Two pretreatment processes with aqueous ammonia were used: Soaking in aqueous ammonia (SAA) and Ammonia recycle percolation (ARP). SAA is a batch process whereas ARP is a flow-through semi-batch process. Hybrid poplar is found to be more recalcitrant than the corn stover because of higher lignin content. More than 70%, and 90% of hemicellulose were retained in solids after ARP and SAA pretreatment process, respectively. Presence of hemicellulose is a significant resistance for cellulose hydrolysis. Additional external xylanase supplementation has significantly enhanced enzymatic hydrolysis of treated hybrid poplar. Overall sugar yields of 90%/60% and 90%/77% were obtained from LL/HL hybrid poplar after ARP and SAA treatments respectively. Modification in SAA process was done by adding H2O2 at lower temperature. Different H2O2 feeding strategy and temperature profiles in treatment were attempted in the modified SAA treatment with HL hybrid poplar. Above 60% of delignification was attained for hybrid poplar by stepwise increase of temperature (60°C for 4hrs and then 120°C for rest of the treatment). Glucan digestibility of 86% was achieved from the HL hybrid poplar treated under these conditions. NaOH was used as an additional pretreatment reagent (without and with H2O2) because of its alkalinity much higher than ammonia. Maximum overall sugar yield obtained from HL hybrid poplar was 80% with 5%NaOH + 5% H2O2 at 80°C.

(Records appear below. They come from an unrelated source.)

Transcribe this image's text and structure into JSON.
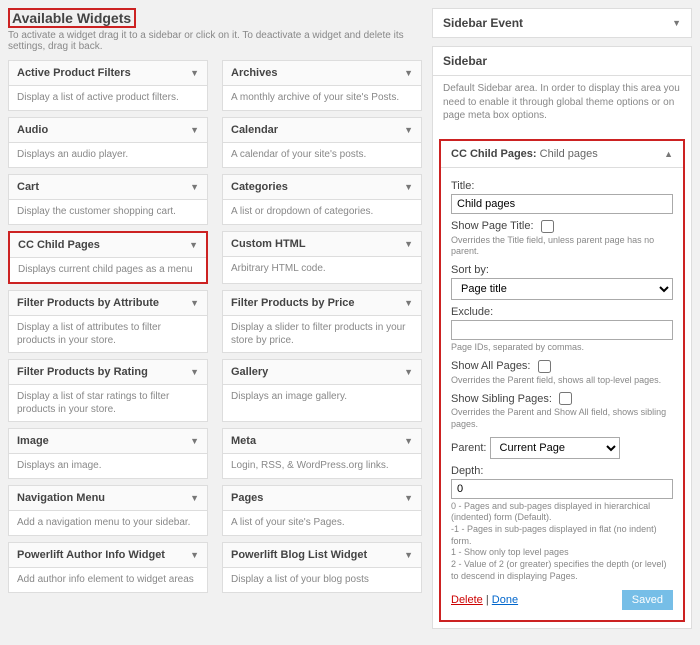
{
  "header": {
    "title": "Available Widgets",
    "hint": "To activate a widget drag it to a sidebar or click on it. To deactivate a widget and delete its settings, drag it back."
  },
  "widgets": [
    {
      "name": "Active Product Filters",
      "desc": "Display a list of active product filters."
    },
    {
      "name": "Archives",
      "desc": "A monthly archive of your site's Posts."
    },
    {
      "name": "Audio",
      "desc": "Displays an audio player."
    },
    {
      "name": "Calendar",
      "desc": "A calendar of your site's posts."
    },
    {
      "name": "Cart",
      "desc": "Display the customer shopping cart."
    },
    {
      "name": "Categories",
      "desc": "A list or dropdown of categories."
    },
    {
      "name": "CC Child Pages",
      "desc": "Displays current child pages as a menu"
    },
    {
      "name": "Custom HTML",
      "desc": "Arbitrary HTML code."
    },
    {
      "name": "Filter Products by Attribute",
      "desc": "Display a list of attributes to filter products in your store."
    },
    {
      "name": "Filter Products by Price",
      "desc": "Display a slider to filter products in your store by price."
    },
    {
      "name": "Filter Products by Rating",
      "desc": "Display a list of star ratings to filter products in your store."
    },
    {
      "name": "Gallery",
      "desc": "Displays an image gallery."
    },
    {
      "name": "Image",
      "desc": "Displays an image."
    },
    {
      "name": "Meta",
      "desc": "Login, RSS, & WordPress.org links."
    },
    {
      "name": "Navigation Menu",
      "desc": "Add a navigation menu to your sidebar."
    },
    {
      "name": "Pages",
      "desc": "A list of your site's Pages."
    },
    {
      "name": "Powerlift Author Info Widget",
      "desc": "Add author info element to widget areas"
    },
    {
      "name": "Powerlift Blog List Widget",
      "desc": "Display a list of your blog posts"
    }
  ],
  "sidebarEvent": {
    "title": "Sidebar Event"
  },
  "sidebar": {
    "title": "Sidebar",
    "note": "Default Sidebar area. In order to display this area you need to enable it through global theme options or on page meta box options.",
    "active": {
      "header": "CC Child Pages:",
      "sub": "Child pages",
      "title_label": "Title:",
      "title_value": "Child pages",
      "show_title": "Show Page Title:",
      "show_title_help": "Overrides the Title field, unless parent page has no parent.",
      "sortby": "Sort by:",
      "sortby_value": "Page title",
      "exclude": "Exclude:",
      "exclude_help": "Page IDs, separated by commas.",
      "show_all": "Show All Pages:",
      "show_all_help": "Overrides the Parent field, shows all top-level pages.",
      "show_sib": "Show Sibling Pages:",
      "show_sib_help": "Overrides the Parent and Show All field, shows sibling pages.",
      "parent": "Parent:",
      "parent_value": "Current Page",
      "depth": "Depth:",
      "depth_value": "0",
      "depth_help": "0 - Pages and sub-pages displayed in hierarchical (indented) form (Default).\n-1 - Pages in sub-pages displayed in flat (no indent) form.\n1 - Show only top level pages\n2 - Value of 2 (or greater) specifies the depth (or level) to descend in displaying Pages.",
      "delete": "Delete",
      "done": "Done",
      "saved": "Saved"
    }
  }
}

To understand the reaction resistances other than the lignin and hemicellulose, the mechanism of cellulase reaction was investigated using pure cellulosic substrates including Avicel, filter paper, a-cellulose, cotton and NCC (Non-crystalline cellulose). NCC is highly amorphous and has Degree of Polymerization (DP) of 100-150. It was found that exo-glucanase (Exo-G) also contributes in the generation of COS. Initial hydrolysis rate of cellulose is mainly controlled by endo-glucanase (Endo-G) whose activity is strongly influenced by the crystallinity. DP of NCC affects the reactivity of Exo-G and its terminal hydrolysis rate. Surface characteristics of substrate such as adsorptivity and surface area affect the initial hydrolysis rate but DP and crystallinity of cellulosic substrate determine maximum conversion. On the basis of the unique properties of NCC, an analytical procedure was developed that can simultaneously measure relative activities of Endo-G and Exo-G in different cellulases using NCC.||en_US